Mathematics Stack Exchange is a question and answer site for people studying math at any level and professionals in related fields. Join them; it only takes a minute:

Sign up
Here's how it works:
  1. Anybody can ask a question
  2. Anybody can answer
  3. The best answers are voted up and rise to the top

Taylor series of a function $f(x,t)$ at $(a,b)$ is $$ f(x,t)=f(a,b) +(x-a)f_x(a,b)+(t-b)f_t(a,b) + \cdots .$$ But why $$df=\frac{\partial f}{\partial x}dx + \frac{\partial f}{\partial t}dt + \frac{\partial^2 f}{2\partial x^2}dx^2 + \cdots?$$ This formula is in the 6-th line below Informal derivation. I think that $$df=\frac{\partial f}{\partial x}dx + \frac{\partial f}{\partial t}dt.$$

Thank you very much.

share|cite|improve this question
I think that's simply wrong. The author should have used "$\Delta$" instead of "$d$" there. Now if only there were a way to suggest improvements to a Wikipedia article ... – Henning Makholm Oct 3 '11 at 20:19
@Henning, it may be true. I saw this formula in another place. For example, the second equation – LJR Oct 3 '11 at 20:23
up vote 4 down vote accepted

Usually $df$ denotes the total derivative. In that case, yes, you are right and $$df=\frac{\partial f}{\partial x}dx + \frac{\partial f}{\partial t}dt.$$

However, in the article, the author is expanding $f$ into its Taylor series. The Taylor series of $f$ (expanded about $(x,t)=(a,b)$ is: $$f(x,t)=f(a,b)+f_x(a,b)\cdot (x-a)+f_t(a,b)\cdot (t-b)+\frac{1}{2}f_{xx}(a,b)\cdot (x-a)^2+$$ $$\frac{1}{2}f_{xt}(a,b)\cdot (x-a)(t-b)+\frac{1}{2}f_{tx}(a,b)\cdot (x-a)(t-b)+ \frac{1}{2}f_{tt}(a,b)\cdot (t-b)^2+\cdots$$

Now, think "dX" means "change in X". So $df=f(x,y)-f(a,b)$, $dx=x-a$, and $dt=t-b$. Thus $$df = f_x dx + f_t dt + \frac{1}{2}f_{xx} dx^2 + \frac{1}{2}f_{xt} dx dt + \frac{1}{2}f_{tx} dx dt + \frac{1}{2}f_{tt} dt^2 + \cdots$$

The total derivative is just the linear approximation of $f$ whereas the Taylor series takes into account higher order terms as well.
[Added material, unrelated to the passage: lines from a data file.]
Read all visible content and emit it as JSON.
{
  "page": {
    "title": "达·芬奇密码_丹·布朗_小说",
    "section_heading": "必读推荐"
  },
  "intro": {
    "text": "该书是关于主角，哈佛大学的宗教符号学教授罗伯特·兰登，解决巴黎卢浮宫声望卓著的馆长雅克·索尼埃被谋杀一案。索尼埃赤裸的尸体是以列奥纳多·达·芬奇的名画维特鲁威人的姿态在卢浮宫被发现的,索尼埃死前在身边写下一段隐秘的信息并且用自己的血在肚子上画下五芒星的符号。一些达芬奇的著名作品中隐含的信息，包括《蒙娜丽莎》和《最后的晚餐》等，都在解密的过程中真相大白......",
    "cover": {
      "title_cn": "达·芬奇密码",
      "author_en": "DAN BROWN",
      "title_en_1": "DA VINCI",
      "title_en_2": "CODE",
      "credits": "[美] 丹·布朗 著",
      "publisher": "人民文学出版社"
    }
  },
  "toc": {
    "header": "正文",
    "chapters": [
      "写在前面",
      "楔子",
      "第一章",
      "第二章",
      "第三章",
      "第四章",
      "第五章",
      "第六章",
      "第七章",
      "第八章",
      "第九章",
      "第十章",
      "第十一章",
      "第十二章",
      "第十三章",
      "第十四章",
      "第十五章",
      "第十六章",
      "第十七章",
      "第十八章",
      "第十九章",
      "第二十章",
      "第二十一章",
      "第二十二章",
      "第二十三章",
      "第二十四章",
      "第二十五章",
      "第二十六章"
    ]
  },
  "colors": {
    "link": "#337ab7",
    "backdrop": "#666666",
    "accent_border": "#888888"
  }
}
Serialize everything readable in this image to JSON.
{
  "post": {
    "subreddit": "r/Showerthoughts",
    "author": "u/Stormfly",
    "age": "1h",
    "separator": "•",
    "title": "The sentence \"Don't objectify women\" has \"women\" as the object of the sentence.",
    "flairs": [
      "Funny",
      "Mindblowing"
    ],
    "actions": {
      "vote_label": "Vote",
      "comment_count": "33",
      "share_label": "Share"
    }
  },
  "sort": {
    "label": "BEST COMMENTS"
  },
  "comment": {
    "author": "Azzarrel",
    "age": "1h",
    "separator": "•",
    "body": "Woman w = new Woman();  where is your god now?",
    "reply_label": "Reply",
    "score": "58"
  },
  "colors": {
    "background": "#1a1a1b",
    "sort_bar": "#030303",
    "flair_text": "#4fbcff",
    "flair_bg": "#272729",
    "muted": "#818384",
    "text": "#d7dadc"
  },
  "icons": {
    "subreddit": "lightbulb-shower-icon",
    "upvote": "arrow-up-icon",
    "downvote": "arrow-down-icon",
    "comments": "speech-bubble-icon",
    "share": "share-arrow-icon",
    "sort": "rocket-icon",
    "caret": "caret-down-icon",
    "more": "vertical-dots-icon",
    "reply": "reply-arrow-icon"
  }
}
share|cite|improve this answer

Your Answer


By posting your answer, you agree to the privacy policy and terms of service.

Not the answer you're looking for? Browse other questions tagged or ask your own question.